» Aim of the task: Scan the material for the string "screenshot" and copy out every line in which it occurs.

(Records shown begins)

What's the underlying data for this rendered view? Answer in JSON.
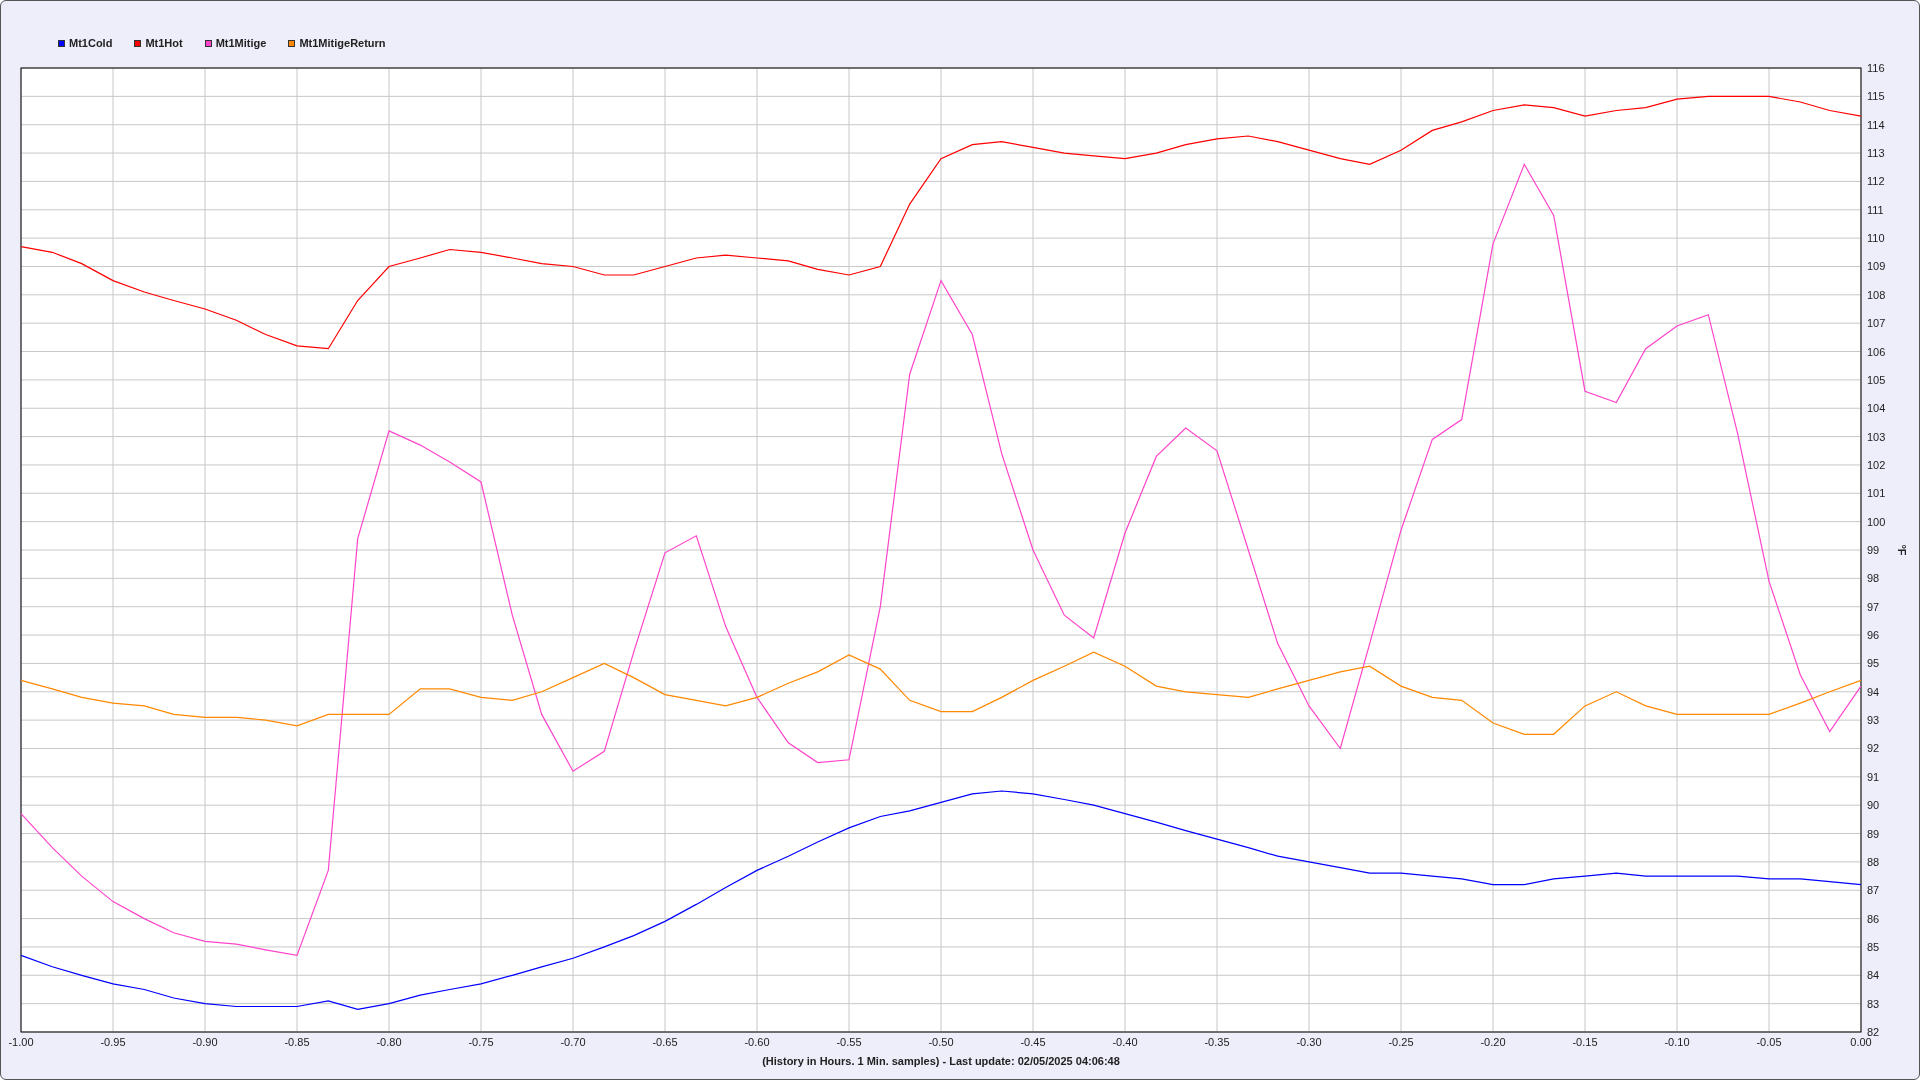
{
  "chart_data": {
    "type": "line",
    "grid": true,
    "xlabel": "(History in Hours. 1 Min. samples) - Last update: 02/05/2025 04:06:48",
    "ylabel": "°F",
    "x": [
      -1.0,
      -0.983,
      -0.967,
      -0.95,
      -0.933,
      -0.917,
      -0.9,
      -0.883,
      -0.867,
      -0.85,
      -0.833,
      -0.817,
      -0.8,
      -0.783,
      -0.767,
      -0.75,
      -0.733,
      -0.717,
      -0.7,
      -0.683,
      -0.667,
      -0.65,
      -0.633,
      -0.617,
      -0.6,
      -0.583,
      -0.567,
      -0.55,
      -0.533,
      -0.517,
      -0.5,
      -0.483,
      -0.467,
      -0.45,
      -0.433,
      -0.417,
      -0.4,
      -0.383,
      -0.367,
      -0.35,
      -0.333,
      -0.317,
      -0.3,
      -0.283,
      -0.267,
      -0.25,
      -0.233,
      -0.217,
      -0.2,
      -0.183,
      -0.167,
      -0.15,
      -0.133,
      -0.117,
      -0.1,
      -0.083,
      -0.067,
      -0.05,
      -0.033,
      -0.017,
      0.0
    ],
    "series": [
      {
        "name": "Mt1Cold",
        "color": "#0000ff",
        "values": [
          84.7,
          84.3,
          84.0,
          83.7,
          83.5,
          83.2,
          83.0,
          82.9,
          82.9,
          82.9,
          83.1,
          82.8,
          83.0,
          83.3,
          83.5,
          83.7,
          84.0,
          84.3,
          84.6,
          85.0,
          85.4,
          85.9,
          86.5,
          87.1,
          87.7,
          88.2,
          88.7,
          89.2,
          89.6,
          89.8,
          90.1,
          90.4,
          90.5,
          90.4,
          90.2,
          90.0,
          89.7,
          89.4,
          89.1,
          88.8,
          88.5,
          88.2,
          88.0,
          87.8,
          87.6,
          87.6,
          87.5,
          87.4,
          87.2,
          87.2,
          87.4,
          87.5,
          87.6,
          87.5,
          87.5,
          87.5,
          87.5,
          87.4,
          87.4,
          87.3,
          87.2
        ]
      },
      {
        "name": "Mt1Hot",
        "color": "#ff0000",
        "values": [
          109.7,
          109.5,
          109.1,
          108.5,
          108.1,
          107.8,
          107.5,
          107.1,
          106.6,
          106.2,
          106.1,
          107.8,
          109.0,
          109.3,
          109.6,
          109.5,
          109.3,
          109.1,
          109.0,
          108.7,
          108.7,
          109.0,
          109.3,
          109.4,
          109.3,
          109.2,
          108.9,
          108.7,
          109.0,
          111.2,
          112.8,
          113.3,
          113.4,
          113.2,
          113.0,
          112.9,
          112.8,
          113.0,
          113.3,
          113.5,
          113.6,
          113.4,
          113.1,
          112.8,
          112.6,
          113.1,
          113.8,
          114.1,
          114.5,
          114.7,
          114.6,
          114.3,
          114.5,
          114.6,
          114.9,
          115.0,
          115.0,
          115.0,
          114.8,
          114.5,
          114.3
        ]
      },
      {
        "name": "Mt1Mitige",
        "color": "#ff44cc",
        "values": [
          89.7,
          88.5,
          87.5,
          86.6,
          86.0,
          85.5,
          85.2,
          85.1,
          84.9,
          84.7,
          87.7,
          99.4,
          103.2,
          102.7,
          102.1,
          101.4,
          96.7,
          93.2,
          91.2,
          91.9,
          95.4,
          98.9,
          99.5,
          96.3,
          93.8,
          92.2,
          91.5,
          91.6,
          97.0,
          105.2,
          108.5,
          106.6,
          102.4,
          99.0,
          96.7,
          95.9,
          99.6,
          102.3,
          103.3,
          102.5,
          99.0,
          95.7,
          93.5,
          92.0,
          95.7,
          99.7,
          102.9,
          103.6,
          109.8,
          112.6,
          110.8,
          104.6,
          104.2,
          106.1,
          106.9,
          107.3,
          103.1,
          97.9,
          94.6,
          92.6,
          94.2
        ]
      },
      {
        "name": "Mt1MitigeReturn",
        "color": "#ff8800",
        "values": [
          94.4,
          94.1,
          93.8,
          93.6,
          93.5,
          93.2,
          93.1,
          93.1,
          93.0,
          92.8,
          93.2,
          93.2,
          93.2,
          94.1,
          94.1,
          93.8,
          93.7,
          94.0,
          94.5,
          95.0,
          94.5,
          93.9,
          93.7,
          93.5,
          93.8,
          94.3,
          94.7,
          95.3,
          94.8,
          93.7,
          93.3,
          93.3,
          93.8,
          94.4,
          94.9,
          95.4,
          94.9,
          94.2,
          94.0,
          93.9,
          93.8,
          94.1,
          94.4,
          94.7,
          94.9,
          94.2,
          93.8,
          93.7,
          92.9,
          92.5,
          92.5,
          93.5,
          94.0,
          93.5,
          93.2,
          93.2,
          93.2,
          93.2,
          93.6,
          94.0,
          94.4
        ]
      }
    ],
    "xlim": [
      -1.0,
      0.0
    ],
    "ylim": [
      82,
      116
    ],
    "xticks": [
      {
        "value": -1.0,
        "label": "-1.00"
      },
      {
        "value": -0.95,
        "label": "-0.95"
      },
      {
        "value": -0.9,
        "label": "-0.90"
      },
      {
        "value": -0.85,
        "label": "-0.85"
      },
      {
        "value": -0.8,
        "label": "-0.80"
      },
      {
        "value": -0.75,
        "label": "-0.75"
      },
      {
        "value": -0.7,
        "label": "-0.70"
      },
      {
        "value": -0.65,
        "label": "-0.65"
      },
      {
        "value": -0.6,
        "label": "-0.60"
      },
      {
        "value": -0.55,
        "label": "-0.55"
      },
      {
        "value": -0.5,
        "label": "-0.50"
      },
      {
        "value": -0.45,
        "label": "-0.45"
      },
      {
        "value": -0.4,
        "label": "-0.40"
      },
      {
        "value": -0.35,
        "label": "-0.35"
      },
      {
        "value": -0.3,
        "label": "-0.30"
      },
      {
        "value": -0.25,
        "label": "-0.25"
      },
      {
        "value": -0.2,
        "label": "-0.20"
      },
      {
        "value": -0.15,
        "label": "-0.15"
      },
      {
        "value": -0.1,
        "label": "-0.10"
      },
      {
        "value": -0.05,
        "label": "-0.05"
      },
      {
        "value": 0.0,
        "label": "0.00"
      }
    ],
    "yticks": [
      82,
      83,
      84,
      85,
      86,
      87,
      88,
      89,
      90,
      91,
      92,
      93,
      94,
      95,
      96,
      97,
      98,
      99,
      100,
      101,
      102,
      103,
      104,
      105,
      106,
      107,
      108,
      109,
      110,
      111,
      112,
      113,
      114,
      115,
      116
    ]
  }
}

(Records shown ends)
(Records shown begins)

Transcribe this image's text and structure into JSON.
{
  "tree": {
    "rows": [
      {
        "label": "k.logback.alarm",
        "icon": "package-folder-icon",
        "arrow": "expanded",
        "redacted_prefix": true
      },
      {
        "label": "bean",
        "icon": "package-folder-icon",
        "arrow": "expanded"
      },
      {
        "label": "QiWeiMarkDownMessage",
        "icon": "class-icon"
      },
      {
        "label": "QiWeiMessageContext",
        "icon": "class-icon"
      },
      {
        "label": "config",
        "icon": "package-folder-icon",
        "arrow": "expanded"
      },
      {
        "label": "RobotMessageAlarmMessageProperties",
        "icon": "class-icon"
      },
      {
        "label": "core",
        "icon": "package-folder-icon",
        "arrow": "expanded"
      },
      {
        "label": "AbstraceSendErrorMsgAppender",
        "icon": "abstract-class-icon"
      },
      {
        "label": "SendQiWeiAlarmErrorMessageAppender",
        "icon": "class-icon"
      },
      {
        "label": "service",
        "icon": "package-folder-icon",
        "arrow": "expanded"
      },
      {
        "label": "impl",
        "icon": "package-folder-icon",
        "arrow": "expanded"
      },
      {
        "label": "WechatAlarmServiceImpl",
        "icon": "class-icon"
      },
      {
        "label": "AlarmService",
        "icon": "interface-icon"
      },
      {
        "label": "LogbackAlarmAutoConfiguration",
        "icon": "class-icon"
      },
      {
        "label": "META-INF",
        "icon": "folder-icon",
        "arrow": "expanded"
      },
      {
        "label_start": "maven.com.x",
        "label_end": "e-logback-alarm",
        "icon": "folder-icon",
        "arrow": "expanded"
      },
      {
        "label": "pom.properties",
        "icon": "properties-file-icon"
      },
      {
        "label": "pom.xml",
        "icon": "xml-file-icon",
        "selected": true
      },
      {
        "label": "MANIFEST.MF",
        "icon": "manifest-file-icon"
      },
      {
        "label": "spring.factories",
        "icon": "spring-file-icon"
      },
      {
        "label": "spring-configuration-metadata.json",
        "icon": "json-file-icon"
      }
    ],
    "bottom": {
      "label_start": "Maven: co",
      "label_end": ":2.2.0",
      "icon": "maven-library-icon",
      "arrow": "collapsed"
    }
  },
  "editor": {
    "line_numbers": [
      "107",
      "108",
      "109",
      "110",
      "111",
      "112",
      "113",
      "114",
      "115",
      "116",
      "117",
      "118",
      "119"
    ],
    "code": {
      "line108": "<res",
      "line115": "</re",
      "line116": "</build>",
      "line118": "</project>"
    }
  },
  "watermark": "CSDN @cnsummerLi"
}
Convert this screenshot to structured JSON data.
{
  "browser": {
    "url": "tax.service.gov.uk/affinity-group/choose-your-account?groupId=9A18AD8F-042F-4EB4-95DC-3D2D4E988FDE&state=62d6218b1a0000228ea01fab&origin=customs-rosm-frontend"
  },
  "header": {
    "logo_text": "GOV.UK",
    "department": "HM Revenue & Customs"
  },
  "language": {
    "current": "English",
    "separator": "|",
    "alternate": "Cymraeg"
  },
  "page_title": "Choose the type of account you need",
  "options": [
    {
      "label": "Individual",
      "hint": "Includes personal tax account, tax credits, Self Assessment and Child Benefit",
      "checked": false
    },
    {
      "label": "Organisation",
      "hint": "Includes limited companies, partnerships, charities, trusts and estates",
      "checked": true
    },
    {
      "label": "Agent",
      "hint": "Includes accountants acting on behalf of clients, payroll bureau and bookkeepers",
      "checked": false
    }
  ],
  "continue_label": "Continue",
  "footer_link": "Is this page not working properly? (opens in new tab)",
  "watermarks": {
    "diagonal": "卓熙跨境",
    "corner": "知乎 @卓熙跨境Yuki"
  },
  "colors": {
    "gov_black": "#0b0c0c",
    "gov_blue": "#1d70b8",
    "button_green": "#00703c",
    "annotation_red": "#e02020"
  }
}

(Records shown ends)
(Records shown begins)

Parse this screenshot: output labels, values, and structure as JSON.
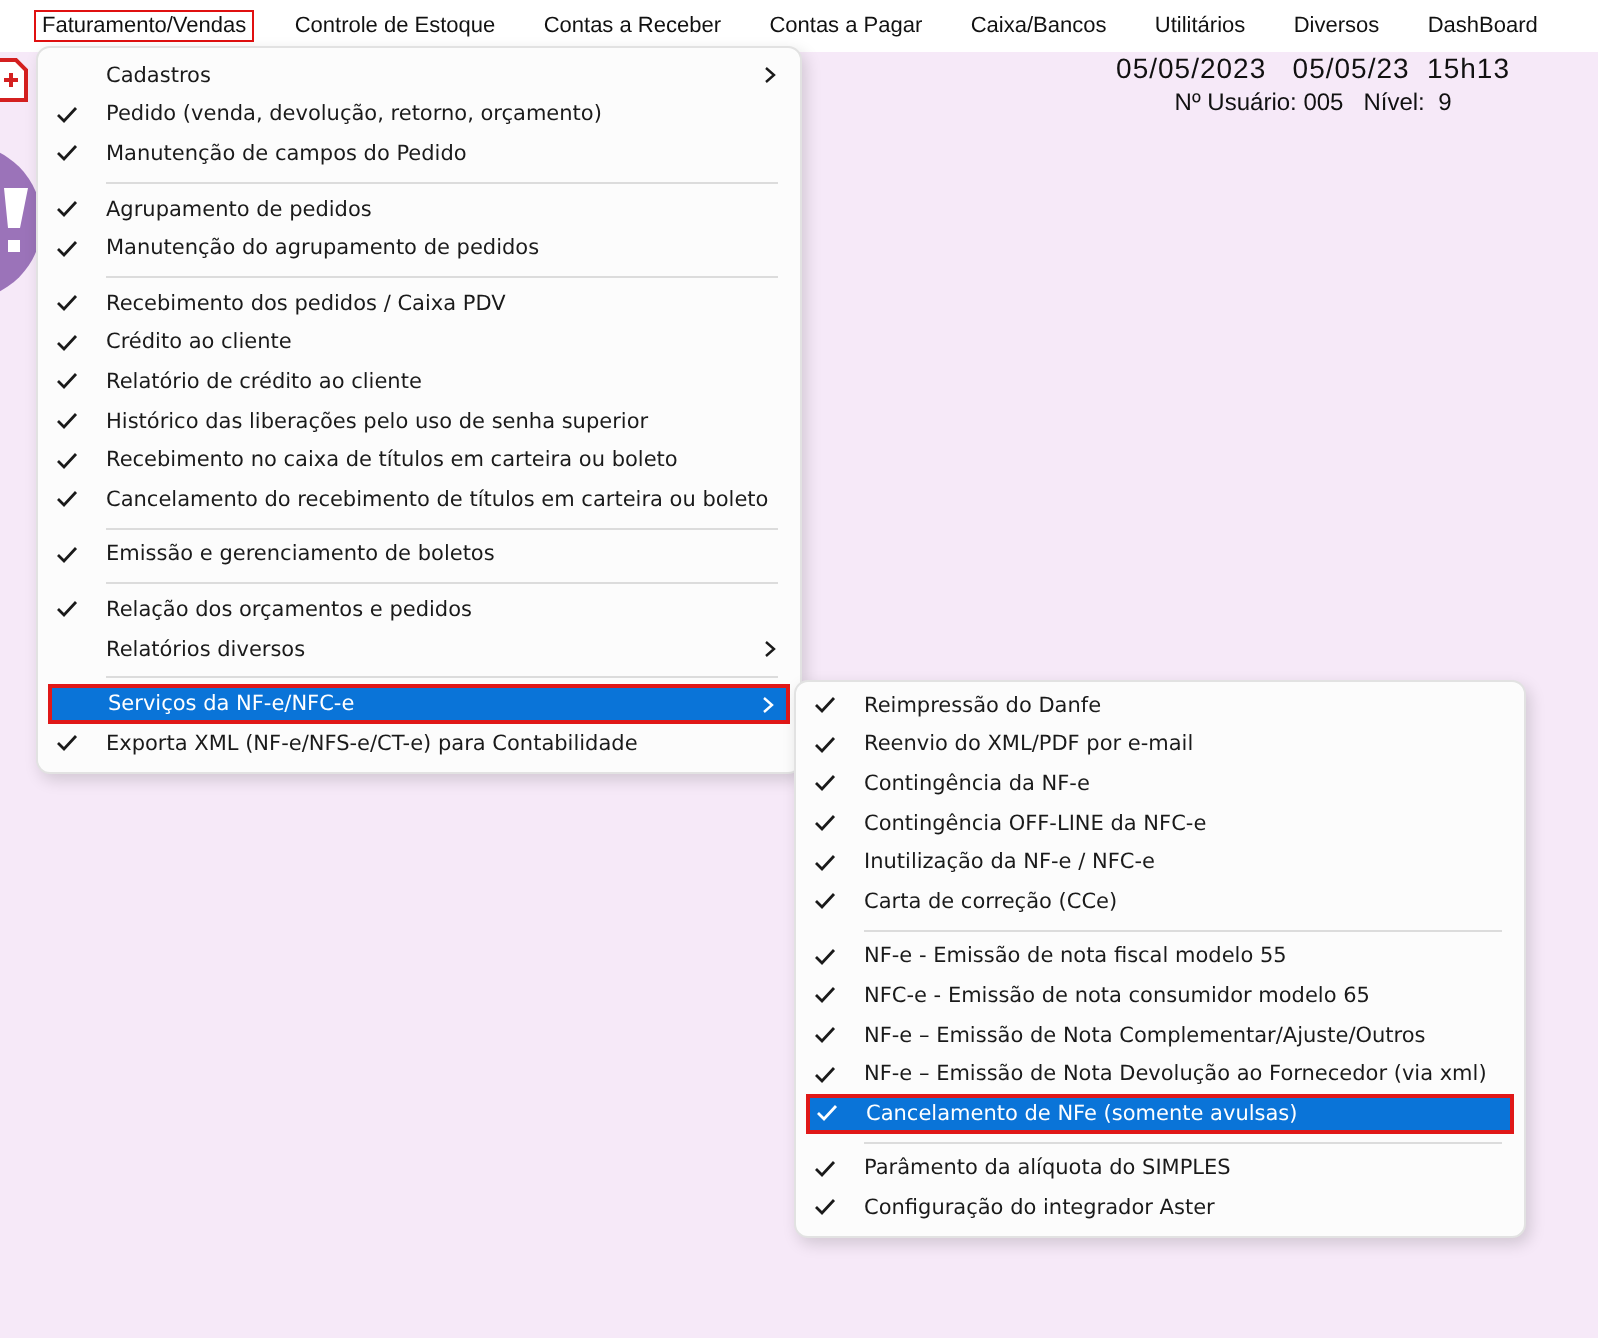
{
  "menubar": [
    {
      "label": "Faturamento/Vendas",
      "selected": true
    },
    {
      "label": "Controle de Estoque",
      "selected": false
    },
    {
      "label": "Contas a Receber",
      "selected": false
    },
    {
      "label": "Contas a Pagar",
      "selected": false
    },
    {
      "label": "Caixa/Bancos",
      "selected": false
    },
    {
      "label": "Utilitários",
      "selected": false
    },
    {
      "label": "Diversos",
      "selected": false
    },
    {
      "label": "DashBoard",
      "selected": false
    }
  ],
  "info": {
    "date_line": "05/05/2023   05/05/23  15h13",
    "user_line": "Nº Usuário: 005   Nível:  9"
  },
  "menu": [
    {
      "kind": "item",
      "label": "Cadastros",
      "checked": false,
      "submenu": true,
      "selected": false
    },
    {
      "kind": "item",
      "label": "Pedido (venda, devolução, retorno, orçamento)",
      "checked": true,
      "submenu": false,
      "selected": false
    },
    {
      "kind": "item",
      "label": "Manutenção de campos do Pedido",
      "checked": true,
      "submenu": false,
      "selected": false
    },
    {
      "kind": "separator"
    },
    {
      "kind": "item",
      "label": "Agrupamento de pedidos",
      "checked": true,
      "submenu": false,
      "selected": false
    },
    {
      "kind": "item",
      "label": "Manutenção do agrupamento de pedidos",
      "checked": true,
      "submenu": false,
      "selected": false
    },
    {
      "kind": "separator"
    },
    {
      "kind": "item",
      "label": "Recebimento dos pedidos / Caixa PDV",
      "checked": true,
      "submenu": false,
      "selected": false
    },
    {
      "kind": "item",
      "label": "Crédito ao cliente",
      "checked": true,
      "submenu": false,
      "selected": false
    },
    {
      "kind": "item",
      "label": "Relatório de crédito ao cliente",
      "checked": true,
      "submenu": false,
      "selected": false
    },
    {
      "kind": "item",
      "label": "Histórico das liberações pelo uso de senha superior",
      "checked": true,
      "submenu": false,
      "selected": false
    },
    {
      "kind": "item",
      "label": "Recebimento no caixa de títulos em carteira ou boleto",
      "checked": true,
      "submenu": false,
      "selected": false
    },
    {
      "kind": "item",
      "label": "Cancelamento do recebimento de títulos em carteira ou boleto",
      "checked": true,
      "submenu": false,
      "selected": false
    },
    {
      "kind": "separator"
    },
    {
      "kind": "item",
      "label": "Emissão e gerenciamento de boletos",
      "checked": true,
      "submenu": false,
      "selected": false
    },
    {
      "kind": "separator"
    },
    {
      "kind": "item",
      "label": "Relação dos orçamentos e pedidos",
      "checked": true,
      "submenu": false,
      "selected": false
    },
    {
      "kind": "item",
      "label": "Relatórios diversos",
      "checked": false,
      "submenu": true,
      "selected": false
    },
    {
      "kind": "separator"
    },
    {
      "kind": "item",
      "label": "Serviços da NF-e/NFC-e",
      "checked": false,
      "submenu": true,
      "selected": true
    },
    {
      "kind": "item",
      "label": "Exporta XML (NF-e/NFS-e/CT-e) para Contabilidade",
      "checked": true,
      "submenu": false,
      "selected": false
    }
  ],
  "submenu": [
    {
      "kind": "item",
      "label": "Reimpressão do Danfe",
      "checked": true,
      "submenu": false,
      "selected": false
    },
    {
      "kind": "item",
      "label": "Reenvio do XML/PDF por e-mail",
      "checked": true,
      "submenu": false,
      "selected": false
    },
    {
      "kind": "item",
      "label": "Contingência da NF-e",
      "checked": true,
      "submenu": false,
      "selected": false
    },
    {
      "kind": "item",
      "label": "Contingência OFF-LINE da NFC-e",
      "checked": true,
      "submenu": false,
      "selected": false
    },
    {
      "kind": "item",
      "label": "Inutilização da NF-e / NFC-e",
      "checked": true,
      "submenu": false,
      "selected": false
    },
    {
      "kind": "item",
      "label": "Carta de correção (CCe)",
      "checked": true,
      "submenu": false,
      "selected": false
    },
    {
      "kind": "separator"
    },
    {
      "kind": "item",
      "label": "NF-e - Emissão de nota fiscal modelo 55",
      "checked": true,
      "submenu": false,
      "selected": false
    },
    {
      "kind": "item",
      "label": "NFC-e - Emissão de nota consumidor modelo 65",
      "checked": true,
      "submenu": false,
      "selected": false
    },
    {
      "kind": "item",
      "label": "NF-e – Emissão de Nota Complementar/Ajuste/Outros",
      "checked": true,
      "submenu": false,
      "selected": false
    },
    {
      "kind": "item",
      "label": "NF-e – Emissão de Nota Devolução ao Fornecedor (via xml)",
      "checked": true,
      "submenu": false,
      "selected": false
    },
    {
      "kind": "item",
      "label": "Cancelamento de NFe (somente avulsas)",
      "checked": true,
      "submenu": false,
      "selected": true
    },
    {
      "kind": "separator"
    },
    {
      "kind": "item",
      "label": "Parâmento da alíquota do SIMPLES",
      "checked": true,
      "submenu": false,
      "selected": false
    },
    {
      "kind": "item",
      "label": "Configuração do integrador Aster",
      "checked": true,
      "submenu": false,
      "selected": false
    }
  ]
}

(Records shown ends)

» Exercise solution:
Convert this screenshot to structured JSON data.
Parse this screenshot: output labels, values, and structure as JSON.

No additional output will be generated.